Activity: Write out each line from the data below that includes the word "this".

The data:
-.-.-
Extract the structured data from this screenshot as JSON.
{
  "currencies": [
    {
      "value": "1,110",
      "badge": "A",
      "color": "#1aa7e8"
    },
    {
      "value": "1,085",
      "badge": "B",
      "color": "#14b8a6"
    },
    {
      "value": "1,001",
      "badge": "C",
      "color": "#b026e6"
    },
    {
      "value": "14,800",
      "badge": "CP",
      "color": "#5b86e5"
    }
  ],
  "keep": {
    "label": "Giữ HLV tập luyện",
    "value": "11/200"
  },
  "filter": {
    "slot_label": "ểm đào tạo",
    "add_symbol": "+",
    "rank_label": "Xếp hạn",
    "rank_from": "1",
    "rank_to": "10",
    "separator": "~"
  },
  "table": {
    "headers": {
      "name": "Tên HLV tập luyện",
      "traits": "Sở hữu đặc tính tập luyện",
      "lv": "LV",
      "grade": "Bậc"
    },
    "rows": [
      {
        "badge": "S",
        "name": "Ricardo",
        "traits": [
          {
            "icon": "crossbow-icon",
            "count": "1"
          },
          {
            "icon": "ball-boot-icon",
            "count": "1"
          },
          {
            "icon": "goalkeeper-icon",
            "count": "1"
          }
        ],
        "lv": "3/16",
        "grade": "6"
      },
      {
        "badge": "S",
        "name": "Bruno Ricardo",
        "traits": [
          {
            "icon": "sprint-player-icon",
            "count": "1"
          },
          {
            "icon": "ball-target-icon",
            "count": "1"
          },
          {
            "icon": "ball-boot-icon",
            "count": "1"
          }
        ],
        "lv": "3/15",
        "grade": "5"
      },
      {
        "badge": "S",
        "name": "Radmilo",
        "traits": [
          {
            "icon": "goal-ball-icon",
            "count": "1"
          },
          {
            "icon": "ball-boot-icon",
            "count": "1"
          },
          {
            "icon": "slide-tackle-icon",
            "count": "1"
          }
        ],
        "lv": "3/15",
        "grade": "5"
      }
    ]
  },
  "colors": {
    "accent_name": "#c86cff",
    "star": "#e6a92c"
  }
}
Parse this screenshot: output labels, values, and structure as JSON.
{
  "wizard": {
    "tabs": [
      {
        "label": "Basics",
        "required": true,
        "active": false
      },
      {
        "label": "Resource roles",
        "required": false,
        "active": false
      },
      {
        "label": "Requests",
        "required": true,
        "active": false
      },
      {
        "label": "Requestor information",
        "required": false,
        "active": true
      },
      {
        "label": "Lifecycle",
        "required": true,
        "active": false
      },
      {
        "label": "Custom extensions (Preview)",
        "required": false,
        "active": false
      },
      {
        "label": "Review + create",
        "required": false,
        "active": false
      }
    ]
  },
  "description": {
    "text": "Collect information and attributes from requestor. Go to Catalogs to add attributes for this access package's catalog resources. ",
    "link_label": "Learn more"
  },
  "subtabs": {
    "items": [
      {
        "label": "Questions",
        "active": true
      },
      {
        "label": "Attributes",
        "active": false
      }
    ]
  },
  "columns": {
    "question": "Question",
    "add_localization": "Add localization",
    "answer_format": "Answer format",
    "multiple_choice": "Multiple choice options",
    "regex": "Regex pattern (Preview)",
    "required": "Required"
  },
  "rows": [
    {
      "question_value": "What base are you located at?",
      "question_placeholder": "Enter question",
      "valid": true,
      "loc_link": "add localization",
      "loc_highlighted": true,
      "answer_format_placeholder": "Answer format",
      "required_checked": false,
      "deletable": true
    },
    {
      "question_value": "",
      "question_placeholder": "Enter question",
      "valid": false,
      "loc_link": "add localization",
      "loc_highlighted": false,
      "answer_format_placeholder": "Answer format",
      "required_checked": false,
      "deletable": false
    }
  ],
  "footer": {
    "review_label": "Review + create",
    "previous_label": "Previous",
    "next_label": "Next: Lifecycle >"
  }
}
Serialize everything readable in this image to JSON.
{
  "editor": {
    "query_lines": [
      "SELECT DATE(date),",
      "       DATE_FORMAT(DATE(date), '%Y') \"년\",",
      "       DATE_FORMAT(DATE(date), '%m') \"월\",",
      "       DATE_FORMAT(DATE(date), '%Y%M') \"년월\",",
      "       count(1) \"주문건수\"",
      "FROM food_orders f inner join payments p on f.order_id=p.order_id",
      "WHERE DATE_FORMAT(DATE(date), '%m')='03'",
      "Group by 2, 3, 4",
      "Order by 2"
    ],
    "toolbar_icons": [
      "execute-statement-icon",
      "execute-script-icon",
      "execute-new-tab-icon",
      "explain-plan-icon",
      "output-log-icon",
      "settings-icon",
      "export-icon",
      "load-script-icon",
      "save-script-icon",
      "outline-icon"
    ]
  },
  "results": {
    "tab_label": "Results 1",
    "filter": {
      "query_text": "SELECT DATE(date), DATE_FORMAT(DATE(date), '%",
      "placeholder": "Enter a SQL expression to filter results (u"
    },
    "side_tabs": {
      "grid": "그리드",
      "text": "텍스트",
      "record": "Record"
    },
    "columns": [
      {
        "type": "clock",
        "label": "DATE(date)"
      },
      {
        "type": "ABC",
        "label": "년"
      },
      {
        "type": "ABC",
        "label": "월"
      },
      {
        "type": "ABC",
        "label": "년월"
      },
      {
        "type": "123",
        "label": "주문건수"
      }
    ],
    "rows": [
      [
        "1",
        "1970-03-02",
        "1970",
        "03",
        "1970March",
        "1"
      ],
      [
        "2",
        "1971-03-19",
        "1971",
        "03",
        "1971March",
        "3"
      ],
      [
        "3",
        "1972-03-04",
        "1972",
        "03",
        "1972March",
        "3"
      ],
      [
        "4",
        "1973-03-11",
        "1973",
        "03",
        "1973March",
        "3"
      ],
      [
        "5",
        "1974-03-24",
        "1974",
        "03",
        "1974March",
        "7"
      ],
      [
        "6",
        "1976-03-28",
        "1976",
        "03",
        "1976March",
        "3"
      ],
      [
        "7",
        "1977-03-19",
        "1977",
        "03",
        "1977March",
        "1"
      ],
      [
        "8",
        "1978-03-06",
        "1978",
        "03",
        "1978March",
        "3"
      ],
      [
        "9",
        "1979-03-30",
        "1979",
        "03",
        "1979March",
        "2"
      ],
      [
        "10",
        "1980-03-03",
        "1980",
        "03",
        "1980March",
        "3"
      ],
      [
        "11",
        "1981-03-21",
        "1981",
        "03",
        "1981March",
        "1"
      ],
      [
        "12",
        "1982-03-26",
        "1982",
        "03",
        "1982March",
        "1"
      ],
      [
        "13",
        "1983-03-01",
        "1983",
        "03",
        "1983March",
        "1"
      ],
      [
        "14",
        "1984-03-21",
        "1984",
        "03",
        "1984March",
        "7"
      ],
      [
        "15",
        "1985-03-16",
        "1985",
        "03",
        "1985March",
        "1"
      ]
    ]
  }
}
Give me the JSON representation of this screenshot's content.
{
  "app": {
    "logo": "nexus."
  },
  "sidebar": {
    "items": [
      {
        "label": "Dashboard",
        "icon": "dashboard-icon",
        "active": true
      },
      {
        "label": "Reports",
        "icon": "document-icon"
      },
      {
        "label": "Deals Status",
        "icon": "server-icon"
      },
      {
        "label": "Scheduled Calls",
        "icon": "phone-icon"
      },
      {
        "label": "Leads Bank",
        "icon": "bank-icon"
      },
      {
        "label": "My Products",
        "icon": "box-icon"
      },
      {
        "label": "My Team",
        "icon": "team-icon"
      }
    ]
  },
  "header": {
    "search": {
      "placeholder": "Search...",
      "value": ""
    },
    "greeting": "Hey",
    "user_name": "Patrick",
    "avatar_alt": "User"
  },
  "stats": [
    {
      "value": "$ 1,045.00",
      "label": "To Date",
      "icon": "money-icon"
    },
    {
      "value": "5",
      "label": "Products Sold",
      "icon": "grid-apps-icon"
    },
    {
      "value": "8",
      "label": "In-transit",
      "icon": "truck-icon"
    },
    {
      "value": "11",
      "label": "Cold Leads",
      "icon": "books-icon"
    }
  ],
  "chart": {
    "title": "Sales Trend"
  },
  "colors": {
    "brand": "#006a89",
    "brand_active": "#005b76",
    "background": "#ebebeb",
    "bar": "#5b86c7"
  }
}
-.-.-
Exercise solution:
Extract the structured data from this screenshot as JSON.
Parse this screenshot: output labels, values, and structure as JSON.
    "text": "Collect information and attributes from requestor. Go to Catalogs to add attributes for this access package's catalog resources. ",
Serialize everything readable in this image to JSON.
Give me the JSON representation of this screenshot's content.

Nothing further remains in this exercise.